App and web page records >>
= Beginning of Section =
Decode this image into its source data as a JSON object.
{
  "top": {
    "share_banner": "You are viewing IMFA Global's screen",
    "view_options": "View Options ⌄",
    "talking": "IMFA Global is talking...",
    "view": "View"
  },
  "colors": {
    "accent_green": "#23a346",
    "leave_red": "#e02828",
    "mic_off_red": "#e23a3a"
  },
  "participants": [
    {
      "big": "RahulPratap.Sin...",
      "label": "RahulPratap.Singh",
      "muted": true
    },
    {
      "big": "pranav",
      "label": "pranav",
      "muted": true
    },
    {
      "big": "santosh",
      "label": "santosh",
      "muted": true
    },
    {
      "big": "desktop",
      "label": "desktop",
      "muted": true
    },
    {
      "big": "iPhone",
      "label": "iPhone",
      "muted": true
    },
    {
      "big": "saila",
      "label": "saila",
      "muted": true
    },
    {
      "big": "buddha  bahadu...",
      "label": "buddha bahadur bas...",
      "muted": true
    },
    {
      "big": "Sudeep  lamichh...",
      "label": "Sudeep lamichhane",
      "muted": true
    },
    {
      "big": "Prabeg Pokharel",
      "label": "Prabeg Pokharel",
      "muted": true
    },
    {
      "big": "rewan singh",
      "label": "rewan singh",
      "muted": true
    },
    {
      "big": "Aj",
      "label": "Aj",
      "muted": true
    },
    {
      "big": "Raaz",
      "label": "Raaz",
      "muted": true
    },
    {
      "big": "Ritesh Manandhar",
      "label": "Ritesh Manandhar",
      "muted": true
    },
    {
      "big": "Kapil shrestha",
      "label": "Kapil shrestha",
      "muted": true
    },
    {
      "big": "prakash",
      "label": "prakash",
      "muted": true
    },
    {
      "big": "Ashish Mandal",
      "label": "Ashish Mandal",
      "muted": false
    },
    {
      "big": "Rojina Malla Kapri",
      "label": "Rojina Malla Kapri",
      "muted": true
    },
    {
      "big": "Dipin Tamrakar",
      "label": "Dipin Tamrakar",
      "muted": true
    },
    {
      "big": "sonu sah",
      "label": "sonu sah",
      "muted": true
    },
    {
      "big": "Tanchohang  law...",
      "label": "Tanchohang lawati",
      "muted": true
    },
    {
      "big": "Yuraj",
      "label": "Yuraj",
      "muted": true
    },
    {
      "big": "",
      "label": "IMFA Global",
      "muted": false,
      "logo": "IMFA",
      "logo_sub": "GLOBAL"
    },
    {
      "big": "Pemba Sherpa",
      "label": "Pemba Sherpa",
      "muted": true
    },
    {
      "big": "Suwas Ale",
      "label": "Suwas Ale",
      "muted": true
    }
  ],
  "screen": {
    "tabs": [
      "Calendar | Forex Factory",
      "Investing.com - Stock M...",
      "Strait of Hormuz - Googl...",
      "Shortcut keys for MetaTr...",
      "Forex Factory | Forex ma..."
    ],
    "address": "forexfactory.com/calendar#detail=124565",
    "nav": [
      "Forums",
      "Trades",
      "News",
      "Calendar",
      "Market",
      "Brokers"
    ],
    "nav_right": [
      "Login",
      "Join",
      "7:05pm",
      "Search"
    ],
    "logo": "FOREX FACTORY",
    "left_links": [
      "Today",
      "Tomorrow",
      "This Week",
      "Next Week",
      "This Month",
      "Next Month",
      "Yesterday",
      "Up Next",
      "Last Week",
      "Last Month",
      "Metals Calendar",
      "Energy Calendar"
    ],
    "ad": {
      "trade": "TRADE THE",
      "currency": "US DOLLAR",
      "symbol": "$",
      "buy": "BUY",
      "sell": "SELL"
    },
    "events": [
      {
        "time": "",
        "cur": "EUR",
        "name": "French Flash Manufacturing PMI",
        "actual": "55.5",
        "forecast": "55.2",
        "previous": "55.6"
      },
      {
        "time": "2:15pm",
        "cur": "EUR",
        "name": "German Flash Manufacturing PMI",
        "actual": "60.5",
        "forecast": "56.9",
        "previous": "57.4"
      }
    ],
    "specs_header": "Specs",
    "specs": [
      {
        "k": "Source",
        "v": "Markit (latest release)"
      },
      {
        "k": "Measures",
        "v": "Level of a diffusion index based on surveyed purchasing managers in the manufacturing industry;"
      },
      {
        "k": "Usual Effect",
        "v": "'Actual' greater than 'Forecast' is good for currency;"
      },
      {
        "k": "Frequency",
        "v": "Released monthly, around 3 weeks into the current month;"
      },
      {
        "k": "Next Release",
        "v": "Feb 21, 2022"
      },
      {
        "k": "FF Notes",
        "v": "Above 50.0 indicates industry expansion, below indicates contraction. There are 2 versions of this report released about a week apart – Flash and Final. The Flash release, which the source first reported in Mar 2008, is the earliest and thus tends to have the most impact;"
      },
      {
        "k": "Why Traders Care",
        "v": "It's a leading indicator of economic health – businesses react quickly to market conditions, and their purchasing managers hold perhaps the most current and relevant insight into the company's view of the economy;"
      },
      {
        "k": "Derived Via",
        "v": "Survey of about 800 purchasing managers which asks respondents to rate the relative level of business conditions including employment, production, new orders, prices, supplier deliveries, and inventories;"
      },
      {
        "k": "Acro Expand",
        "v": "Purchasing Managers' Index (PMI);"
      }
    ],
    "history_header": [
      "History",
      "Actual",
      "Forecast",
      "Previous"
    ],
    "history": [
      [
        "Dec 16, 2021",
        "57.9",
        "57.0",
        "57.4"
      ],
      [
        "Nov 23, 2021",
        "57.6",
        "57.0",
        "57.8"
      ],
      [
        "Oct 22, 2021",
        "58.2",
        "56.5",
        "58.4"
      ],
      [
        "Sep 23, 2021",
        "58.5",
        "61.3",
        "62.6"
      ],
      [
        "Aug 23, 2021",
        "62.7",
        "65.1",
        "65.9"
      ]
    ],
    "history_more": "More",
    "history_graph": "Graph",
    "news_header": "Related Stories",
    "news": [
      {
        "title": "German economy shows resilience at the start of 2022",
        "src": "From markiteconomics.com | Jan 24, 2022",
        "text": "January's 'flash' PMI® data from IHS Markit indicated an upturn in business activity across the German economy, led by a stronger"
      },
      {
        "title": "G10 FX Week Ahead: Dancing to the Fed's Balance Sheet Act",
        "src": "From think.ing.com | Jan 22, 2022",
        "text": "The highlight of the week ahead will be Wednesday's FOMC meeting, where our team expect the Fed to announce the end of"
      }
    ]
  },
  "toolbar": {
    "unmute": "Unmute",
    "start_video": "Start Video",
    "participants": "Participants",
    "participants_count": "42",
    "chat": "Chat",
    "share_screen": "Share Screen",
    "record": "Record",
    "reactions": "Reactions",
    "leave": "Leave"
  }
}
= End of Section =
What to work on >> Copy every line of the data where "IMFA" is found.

Response >>
    "share_banner": "You are viewing IMFA Global's screen",
    "talking": "IMFA Global is talking...",
      "label": "IMFA Global",
      "logo": "IMFA",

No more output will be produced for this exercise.